## Instructions for the task
In the material below, find each line with the string "best" and copy it.

*** Block opens ***

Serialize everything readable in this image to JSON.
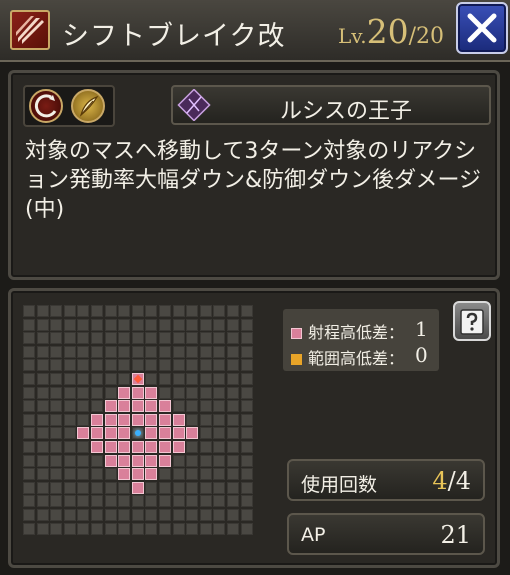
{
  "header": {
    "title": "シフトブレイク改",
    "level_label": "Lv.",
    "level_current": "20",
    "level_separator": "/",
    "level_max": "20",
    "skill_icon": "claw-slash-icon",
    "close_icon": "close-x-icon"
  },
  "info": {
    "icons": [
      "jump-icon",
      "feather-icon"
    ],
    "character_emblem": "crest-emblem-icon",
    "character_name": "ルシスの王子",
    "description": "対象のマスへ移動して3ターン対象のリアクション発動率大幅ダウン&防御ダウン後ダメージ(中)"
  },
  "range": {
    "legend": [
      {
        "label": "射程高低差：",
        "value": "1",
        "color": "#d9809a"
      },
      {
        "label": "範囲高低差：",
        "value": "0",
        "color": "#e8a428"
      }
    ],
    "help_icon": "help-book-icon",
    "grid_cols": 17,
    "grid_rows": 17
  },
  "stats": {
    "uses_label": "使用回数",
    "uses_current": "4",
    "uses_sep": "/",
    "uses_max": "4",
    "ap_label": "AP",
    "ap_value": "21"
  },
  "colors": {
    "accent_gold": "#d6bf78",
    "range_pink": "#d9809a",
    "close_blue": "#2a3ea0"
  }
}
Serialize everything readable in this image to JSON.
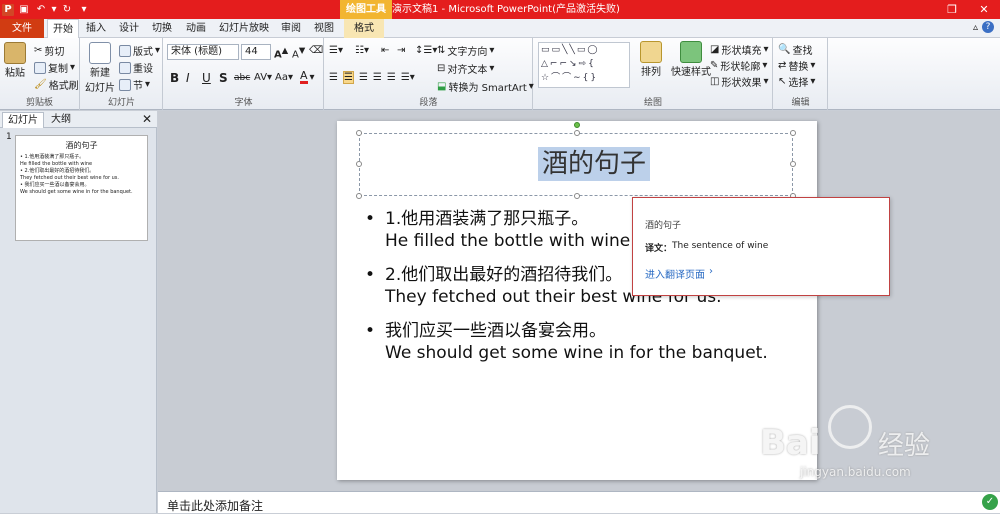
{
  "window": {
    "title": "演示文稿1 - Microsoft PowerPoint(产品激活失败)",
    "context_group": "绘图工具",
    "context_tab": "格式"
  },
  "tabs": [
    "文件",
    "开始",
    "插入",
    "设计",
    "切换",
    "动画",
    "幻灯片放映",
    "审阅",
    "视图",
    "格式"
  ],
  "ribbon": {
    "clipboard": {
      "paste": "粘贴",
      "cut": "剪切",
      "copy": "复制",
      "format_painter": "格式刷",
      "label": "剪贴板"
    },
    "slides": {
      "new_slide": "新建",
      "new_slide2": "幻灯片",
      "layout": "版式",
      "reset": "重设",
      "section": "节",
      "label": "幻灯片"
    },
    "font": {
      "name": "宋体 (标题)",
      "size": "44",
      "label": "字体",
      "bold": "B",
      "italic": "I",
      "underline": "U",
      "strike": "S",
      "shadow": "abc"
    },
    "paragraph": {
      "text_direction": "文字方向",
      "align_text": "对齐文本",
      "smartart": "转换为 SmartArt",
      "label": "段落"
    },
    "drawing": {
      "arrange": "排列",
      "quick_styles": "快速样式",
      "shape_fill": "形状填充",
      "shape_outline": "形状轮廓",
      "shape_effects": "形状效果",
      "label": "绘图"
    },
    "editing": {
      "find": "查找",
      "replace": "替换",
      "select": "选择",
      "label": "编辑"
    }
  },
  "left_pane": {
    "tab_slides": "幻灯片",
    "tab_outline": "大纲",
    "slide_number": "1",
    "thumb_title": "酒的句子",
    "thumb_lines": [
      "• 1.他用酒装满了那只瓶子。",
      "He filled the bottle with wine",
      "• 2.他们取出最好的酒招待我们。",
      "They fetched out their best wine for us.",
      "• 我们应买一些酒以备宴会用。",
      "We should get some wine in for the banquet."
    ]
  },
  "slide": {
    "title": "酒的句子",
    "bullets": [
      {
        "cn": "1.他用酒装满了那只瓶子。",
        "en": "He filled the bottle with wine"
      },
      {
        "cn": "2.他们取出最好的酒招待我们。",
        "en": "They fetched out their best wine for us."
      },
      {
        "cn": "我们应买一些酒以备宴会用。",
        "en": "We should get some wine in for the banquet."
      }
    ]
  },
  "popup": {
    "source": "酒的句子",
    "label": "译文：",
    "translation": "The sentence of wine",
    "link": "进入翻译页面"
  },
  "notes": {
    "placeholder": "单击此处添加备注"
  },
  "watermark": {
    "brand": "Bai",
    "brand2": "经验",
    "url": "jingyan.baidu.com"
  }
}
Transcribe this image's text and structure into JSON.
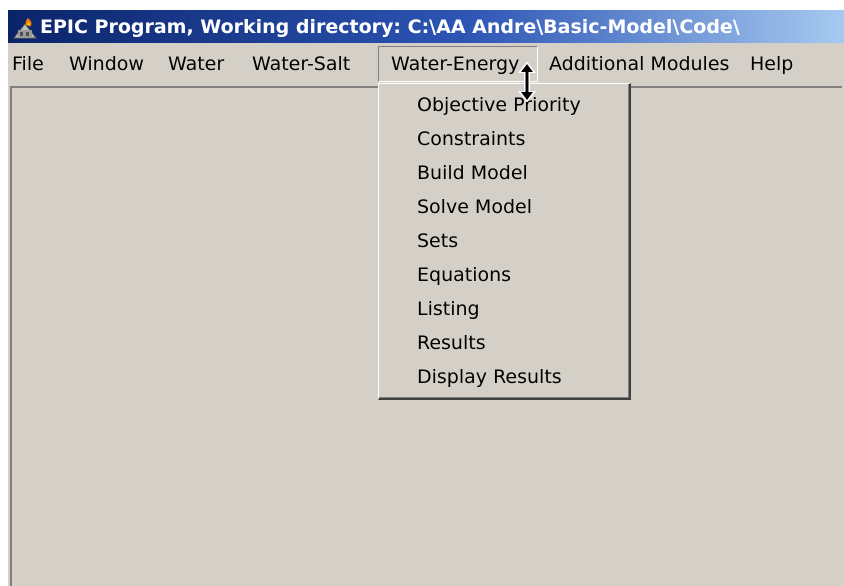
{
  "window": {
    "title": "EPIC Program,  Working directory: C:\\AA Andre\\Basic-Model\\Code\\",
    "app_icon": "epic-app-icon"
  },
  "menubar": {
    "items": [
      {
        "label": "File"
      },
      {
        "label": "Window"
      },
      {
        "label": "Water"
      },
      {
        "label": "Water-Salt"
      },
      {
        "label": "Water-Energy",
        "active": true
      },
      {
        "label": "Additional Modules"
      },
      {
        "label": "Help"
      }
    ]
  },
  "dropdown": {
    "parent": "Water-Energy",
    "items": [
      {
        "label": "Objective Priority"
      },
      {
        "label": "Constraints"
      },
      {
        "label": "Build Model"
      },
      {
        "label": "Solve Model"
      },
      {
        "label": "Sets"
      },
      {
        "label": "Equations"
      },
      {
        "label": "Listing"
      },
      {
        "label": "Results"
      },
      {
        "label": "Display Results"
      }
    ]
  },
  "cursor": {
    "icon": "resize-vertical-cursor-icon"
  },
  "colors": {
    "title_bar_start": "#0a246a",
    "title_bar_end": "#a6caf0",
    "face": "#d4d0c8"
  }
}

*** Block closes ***
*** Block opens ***

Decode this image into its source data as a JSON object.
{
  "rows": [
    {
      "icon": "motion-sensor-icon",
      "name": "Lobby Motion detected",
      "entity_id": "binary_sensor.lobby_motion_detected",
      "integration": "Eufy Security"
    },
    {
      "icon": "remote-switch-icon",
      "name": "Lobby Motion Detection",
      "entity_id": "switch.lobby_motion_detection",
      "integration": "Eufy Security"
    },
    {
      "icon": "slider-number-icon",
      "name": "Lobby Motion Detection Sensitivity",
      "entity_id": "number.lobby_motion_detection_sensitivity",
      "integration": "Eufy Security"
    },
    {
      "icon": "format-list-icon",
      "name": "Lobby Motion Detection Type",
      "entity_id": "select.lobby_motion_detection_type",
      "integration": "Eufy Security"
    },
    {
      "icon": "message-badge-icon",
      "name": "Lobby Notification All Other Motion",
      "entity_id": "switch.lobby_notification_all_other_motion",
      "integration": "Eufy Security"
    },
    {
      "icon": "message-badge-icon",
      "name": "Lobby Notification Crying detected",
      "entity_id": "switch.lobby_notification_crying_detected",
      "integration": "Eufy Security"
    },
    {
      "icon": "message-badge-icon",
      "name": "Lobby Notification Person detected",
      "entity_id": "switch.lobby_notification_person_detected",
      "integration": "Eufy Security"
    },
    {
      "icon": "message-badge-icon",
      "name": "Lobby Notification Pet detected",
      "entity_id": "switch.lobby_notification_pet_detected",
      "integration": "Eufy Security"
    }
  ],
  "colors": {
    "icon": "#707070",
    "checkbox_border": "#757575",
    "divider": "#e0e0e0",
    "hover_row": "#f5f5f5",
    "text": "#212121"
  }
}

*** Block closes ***

## Written solution
      "They fetched out their best wine for us.",
        "en": "They fetched out their best wine for us."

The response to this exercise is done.